[Data excerpts]
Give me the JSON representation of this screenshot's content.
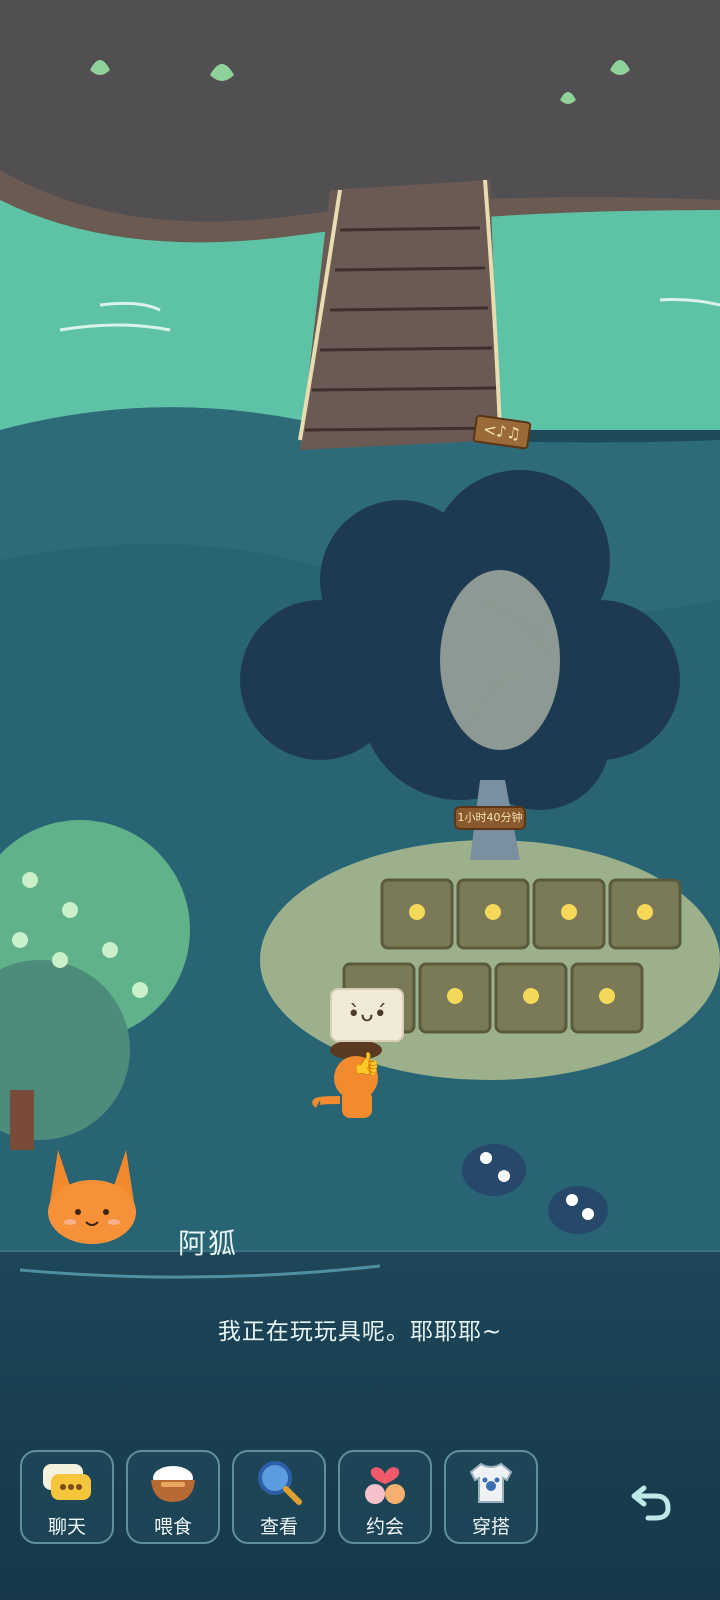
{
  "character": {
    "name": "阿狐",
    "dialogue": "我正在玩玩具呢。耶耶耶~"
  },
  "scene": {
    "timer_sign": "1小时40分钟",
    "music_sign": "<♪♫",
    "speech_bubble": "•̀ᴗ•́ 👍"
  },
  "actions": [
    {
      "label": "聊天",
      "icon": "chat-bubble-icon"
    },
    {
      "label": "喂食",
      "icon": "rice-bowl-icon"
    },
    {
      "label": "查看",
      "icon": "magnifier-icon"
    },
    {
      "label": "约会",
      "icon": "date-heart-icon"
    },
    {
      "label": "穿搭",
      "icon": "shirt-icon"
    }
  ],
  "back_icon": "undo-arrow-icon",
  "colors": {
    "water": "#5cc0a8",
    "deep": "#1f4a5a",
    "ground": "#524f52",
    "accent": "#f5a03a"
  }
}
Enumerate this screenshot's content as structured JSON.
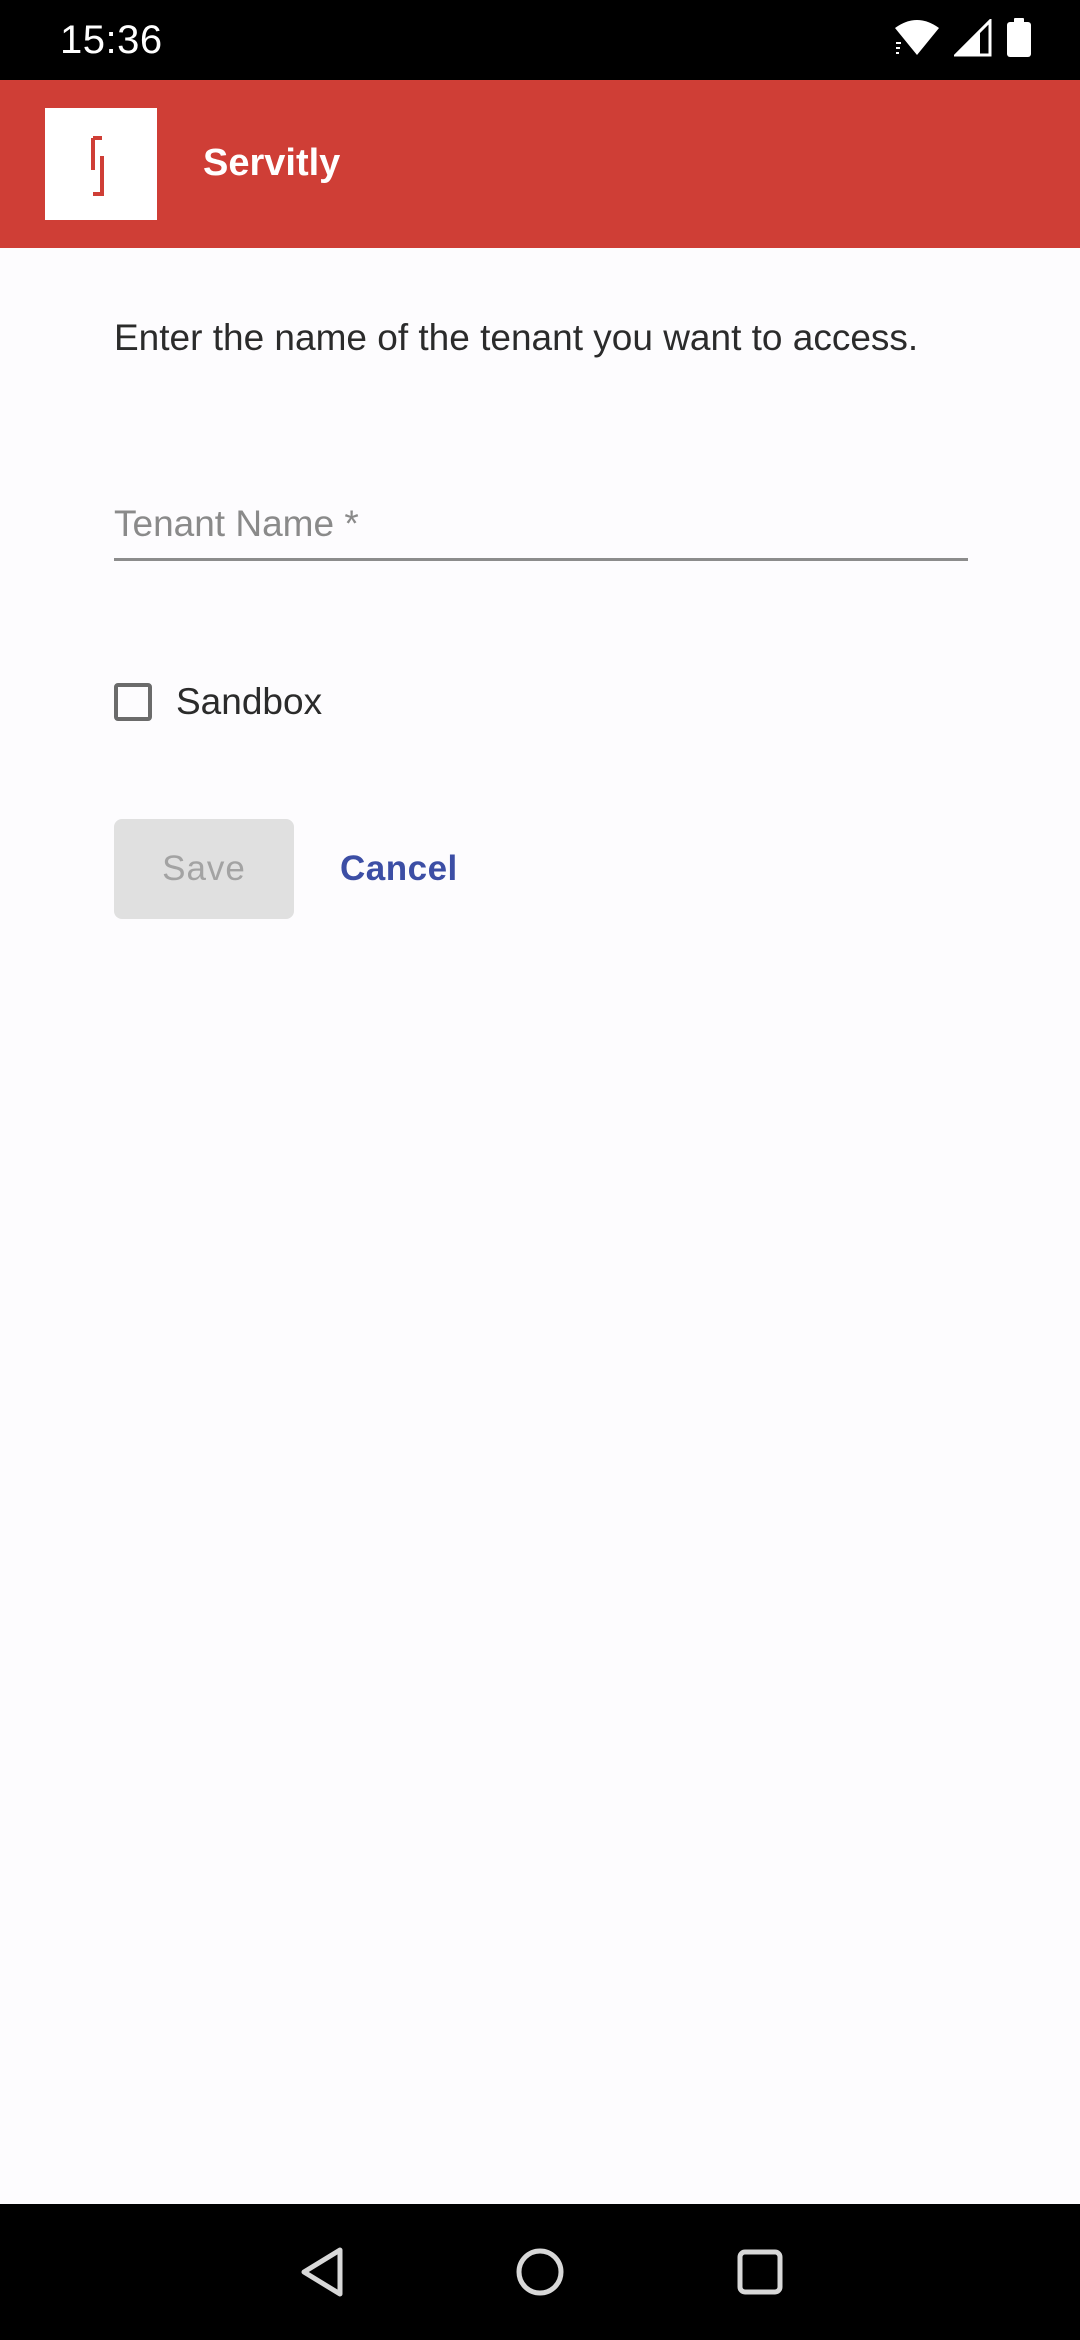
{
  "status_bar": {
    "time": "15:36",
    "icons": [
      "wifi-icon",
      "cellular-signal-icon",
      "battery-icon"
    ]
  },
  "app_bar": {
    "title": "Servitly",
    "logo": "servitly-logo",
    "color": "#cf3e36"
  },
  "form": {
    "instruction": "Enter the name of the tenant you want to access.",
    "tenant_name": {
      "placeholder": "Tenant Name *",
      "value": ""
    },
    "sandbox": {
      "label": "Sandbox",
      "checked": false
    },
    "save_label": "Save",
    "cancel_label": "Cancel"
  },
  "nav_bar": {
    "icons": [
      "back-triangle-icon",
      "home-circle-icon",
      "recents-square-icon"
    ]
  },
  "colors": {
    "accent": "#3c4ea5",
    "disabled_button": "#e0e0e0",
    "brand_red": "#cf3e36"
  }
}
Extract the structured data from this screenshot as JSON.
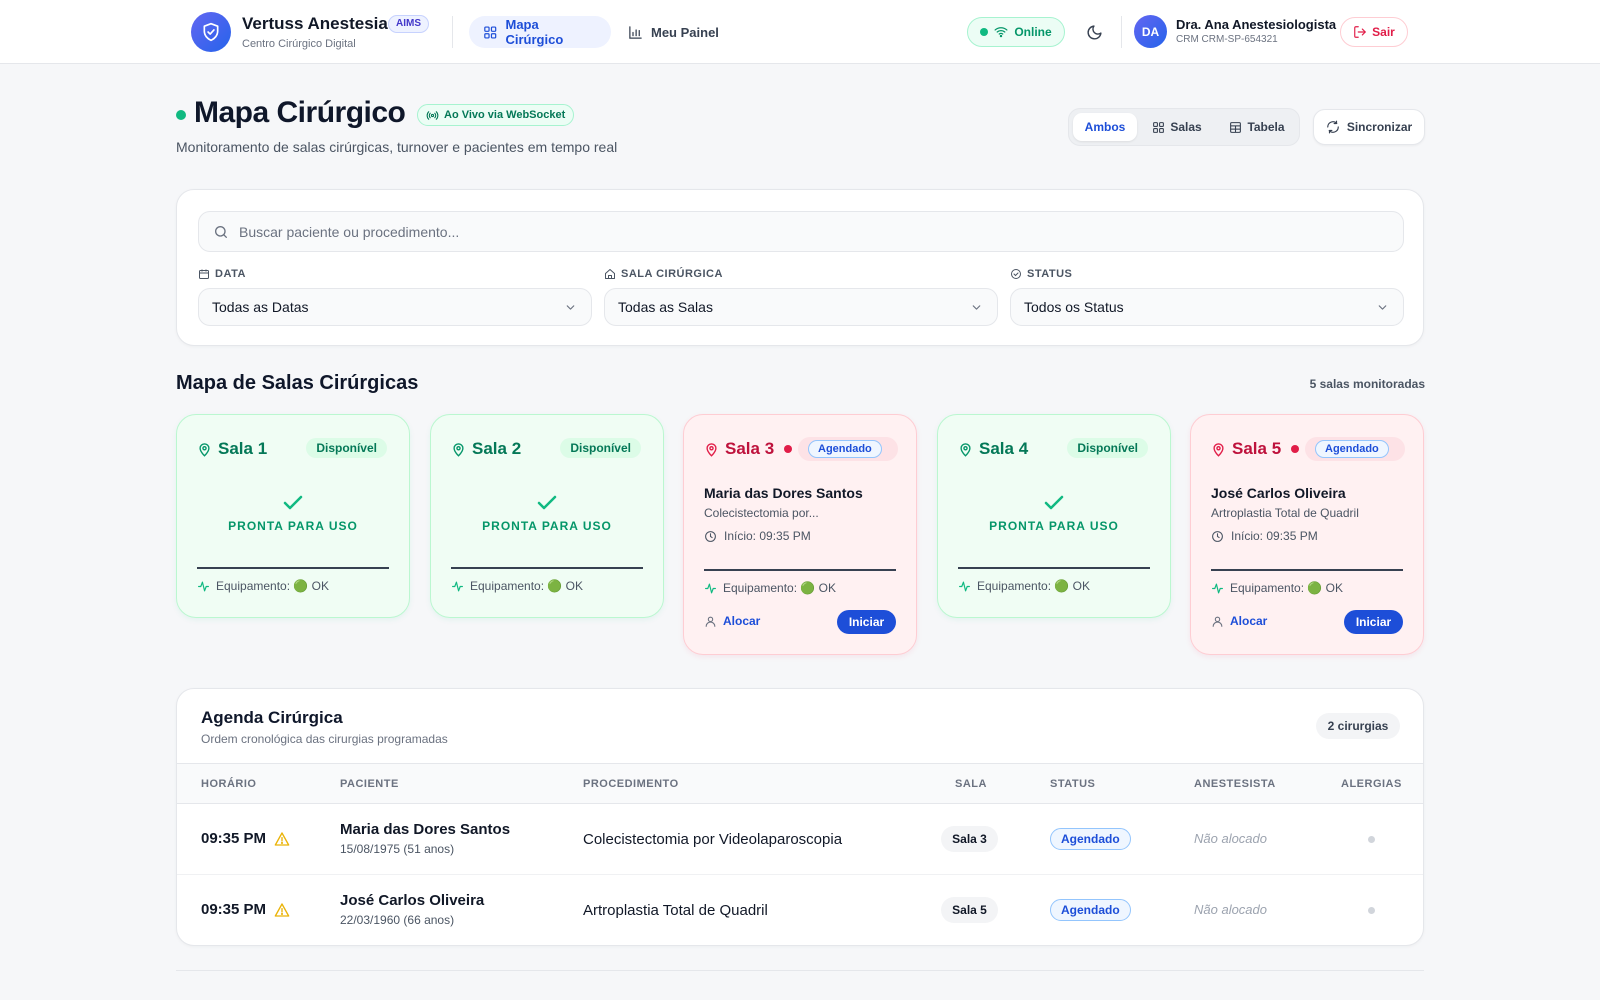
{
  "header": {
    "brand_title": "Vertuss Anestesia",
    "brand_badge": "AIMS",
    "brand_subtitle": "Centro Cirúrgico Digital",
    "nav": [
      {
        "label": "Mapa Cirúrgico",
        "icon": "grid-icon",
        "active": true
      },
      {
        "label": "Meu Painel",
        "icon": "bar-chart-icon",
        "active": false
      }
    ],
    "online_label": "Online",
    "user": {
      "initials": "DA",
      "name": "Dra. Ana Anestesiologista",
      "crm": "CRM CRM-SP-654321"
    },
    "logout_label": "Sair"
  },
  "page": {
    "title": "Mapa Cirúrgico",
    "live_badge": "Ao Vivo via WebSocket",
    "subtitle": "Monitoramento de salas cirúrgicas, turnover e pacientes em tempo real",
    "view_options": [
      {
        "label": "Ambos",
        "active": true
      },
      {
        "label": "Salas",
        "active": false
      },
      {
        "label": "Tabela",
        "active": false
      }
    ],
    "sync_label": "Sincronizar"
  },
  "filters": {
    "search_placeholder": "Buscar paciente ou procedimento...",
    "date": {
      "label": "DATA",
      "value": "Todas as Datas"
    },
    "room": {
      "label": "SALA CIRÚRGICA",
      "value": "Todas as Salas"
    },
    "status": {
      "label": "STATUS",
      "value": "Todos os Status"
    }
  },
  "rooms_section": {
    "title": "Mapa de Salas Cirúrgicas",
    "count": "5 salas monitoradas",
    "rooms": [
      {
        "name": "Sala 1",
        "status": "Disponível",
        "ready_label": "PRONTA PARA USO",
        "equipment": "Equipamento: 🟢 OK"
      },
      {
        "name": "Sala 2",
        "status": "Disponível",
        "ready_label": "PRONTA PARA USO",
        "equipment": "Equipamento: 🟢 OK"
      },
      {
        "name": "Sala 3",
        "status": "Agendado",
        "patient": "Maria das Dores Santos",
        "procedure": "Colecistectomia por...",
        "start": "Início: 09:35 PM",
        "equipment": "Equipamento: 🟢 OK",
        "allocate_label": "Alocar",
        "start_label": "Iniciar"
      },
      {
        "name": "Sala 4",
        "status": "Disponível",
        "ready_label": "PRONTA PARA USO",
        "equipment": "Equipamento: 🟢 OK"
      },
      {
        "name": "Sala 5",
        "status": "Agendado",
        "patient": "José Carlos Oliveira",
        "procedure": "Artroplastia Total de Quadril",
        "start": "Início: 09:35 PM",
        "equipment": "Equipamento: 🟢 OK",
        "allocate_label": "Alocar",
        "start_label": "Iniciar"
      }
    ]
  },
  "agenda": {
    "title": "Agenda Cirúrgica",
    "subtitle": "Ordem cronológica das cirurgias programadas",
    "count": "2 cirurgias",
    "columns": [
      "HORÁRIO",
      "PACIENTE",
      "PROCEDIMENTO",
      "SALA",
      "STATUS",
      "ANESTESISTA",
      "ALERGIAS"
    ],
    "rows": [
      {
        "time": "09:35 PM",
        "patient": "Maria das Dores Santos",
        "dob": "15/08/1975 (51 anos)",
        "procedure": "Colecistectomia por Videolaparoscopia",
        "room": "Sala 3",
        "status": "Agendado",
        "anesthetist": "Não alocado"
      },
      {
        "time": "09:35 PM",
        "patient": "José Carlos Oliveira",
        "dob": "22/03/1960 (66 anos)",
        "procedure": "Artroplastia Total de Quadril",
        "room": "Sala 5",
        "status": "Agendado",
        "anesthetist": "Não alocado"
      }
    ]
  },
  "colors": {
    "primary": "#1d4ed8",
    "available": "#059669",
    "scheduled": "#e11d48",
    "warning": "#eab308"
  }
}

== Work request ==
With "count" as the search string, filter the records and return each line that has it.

== Answer section ==
    "count": "5 salas monitoradas",
    "count": "2 cirurgias",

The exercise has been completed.